Nearly four years in the making, senior Sivasangari Subramaniam overcame tough losses, a pandemic and battled through injury to finally covet the prestigious Ramsay Cup –– the top-flight at the College Squash Association National Collegiate Individual Championships –– making her the first Cornell squash player to win an individual national championship.
During her time at Cornell, Subramaniam has come very close to bringing home the national championship. As a freshman she lost in the final, and as a sophomore, she lost in the semifinals. Being in the final again, as the No. 1 seed, meant there was a lot of pressure on Subramaniam to succeed.
“I felt she handled the pressure really well all week”, said Head Coach David Palmer. “When it got really down to the pressure situation today, I was really proud of how she came through right at the end of the match and played very smart and showed everyone how skillful she really is.”
After sweeping her first three opponents, and not dropping a single game, Subramaniam faced a tough opponent in the final: the No. 2 seed, Hana Moataz of Harvard. Coincidentally, it was Moataz that ended Subramaniam’s hopes at the 2020 CSA National Individual Championships in the semifinals.
This time around, Subramaniam was victorious, beating Moataz in a grueling five-set match. Subramaniam got the lead by winning the first game, but Moataz quickly responded by taking the next game. After narrowly winning the third game, and serving for the match at 10-7 in the fourth game, Subramaniam lost her foothold, and Moataz stormed back to take the fourth game, 14-12.
“I tried to play each point at a time, but I think, it’s just all the nerves and everything was just coming into my mind, and it was really frustrating to not get that game,” said Subramaniam.
With a back and forth to finish the fifth game, it looked like it could have been anyone’s game. The fifth game was tied at 5-5 when Moataz began showing signs of fatigue. Subramaniam capitalized on that and never looked back, securing the game and the championship. With this victory, Subramaniam became the first Cornell squash player — man or woman — to win an individual national championship.
“To be the first one ever in Cornell sports history to win it…it’s going to be a day to remember,” Coach Palmer said. “It really sets the tone for the program.”
This victory meant a lot for Subramaniam as she beat Moataz, who ruined her chances at making the finals two years ago.
“I just really wanted to take revenge on her because she beat me 3-1 two years ago in the individuals…this year I really wanted to win, not just for me, but Cornell, too,” Subramaniam said.
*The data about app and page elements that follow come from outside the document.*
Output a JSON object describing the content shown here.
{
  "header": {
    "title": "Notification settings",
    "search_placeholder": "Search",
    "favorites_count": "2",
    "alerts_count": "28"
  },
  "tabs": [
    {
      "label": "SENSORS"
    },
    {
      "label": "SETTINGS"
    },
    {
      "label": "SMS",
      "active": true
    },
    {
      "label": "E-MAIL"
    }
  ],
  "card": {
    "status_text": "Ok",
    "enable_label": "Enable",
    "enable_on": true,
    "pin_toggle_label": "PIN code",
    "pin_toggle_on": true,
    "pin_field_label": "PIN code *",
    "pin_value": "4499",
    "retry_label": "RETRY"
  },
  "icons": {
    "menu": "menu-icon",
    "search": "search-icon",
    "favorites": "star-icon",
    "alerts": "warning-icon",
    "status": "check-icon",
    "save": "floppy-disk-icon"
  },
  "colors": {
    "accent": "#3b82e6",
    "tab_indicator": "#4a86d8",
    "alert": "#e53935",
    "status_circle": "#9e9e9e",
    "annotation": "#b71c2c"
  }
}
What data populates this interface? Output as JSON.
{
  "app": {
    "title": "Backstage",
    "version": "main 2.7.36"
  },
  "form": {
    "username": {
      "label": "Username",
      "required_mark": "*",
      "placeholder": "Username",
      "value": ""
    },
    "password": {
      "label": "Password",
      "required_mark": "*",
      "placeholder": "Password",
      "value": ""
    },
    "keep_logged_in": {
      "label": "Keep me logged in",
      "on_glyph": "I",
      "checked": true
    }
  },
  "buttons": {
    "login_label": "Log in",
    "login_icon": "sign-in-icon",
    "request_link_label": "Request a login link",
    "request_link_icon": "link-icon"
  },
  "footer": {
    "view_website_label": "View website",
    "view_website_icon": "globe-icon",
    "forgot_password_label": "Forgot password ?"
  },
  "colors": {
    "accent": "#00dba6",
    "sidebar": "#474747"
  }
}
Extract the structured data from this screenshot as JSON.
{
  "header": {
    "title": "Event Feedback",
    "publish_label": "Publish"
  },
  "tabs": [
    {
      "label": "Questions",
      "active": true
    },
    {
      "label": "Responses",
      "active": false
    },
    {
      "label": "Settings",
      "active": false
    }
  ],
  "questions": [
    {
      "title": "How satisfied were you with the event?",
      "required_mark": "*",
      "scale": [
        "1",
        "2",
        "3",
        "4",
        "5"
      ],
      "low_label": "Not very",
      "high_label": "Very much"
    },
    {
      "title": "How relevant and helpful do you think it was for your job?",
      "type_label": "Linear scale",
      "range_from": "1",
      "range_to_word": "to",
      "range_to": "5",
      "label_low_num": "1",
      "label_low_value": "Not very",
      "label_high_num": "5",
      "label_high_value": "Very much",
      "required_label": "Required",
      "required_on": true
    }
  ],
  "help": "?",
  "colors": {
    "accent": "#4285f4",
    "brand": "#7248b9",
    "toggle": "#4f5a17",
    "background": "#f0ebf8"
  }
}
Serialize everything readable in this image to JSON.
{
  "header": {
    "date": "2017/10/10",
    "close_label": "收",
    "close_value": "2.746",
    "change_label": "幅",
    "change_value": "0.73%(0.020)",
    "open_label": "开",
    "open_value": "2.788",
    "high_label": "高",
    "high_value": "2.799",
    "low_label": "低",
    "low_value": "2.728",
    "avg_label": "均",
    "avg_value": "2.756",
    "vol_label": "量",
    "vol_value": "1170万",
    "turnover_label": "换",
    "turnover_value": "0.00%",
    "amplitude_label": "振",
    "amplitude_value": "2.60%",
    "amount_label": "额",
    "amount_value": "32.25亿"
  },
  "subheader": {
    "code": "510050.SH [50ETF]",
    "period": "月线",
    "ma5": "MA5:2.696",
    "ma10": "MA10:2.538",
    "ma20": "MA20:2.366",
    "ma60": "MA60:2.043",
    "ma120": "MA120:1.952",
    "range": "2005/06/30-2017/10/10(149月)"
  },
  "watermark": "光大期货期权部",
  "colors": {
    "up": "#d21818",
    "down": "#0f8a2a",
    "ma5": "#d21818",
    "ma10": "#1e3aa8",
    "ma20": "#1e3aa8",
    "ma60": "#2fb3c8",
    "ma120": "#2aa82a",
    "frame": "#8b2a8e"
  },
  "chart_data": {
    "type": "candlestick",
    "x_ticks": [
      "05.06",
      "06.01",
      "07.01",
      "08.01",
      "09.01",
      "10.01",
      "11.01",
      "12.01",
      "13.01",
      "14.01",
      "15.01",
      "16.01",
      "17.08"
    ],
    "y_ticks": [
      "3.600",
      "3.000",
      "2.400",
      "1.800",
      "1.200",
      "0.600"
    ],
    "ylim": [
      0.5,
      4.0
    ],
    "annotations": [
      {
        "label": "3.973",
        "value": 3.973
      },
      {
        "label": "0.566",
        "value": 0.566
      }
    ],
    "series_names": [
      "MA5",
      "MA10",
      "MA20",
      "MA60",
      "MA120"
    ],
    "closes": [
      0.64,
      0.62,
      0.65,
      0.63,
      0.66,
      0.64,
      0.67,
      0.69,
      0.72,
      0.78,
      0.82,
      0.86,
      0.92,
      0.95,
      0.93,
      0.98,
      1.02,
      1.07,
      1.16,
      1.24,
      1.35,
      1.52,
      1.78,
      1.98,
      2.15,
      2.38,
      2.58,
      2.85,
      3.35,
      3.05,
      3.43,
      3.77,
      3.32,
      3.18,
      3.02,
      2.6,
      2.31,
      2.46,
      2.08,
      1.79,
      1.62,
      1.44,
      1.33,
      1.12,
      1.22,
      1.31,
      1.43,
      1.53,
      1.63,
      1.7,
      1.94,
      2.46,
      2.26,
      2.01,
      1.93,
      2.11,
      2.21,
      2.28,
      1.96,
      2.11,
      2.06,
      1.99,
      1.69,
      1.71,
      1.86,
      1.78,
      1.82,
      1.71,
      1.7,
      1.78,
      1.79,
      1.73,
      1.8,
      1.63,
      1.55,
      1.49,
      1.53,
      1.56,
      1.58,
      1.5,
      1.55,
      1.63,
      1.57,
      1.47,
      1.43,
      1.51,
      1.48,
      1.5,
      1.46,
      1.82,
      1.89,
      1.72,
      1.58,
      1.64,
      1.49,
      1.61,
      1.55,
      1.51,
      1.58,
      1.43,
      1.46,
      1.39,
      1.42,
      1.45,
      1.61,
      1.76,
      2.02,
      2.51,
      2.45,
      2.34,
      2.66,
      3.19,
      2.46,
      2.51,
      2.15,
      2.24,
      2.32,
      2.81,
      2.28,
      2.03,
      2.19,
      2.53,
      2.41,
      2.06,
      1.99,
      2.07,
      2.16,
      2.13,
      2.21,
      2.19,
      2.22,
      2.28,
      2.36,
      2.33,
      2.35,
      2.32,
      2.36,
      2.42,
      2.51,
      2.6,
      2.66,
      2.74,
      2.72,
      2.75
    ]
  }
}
Subramaniam ended her season, for the first time in her collegiate career, undefeated, winning 19 straight matches in a row. Her last loss came from Moataz during the 2020 National Championships. Her first round victory at the individual championships guaranteed her a spot on the CSA All-American first team as well.
Subramaniam, who is currently ranked 23rd in the world in the Professional Squash Association Rankings, has only been defeated four times during her time with the Red. Ironically enough, all four losses were at the hands of players from Harvard, the team that has consistently topped the CSA team rankings for nearly a decade.
“It definitely means a lot…and I am really happy to be winning for Cornell,” Subramaniam said.
She even credited Coach Palmer and Assistant Coach Mark Burke for her success as well. “Both the coaches have been working really hard to always make the program better each year, so winning this will definitely be huge for them.”
Subramaniam will be returning next spring to don the carnelian and white once again whilst also finishing her degree. She will be taking a leave of absence for the fall semester to compete for her home country, Malaysia, in the 2022 Commonwealth Games and the 2022 Asian Games.
Although this season just ended, Subramaniam has already set her goals high for next season. Individually, she wants to be undefeated again and win one more national championship, but more importantly, she has high hopes for the team.
“[I want to bring] the team into the top 8, and hopefully top 4 because [they] will be having a stronger team next year,” Subramaniam said.
The Cornell squash program as a whole is grateful to have Subramaniam return for one more season.
“Just having Siva on the team, around the team, for both the men’s and women’s team [is very] motivating”, Palmer said. “For our girls to be on the court with her and train with her is a very big advantage that we have. So we are fortunate that she is gonna be with us for another season and we will definitely take full advantage of it.”
Four other players from Cornell also competed at this weekend’s championships. Competing on the men’s side was junior Veer Chotrani, sophomore Spencer Yager and freshman Arnaav Sareen.
Chotrani had made it to the quarterfinals before bowing out to the No.1 seed from Princeton, Youssef Ibrahim, who is ranked 17th in the Professional Squash Association World Tour. Sareen won the consolation draw of the Molloy Trophy South bracket, which was part of the B Division of the National Championships. Competing for the Ramsay Cup, along with Subramaniam, was sophomore Wen Li Lai.
Lai made it to the quarterfinals but lost to Moataz. However, by reaching the quarterfinals, she is guaranteed to be named to the CSA All-American first team along with Subramaniam. This is the first time in program history that the Red had two selections for the All-American first team.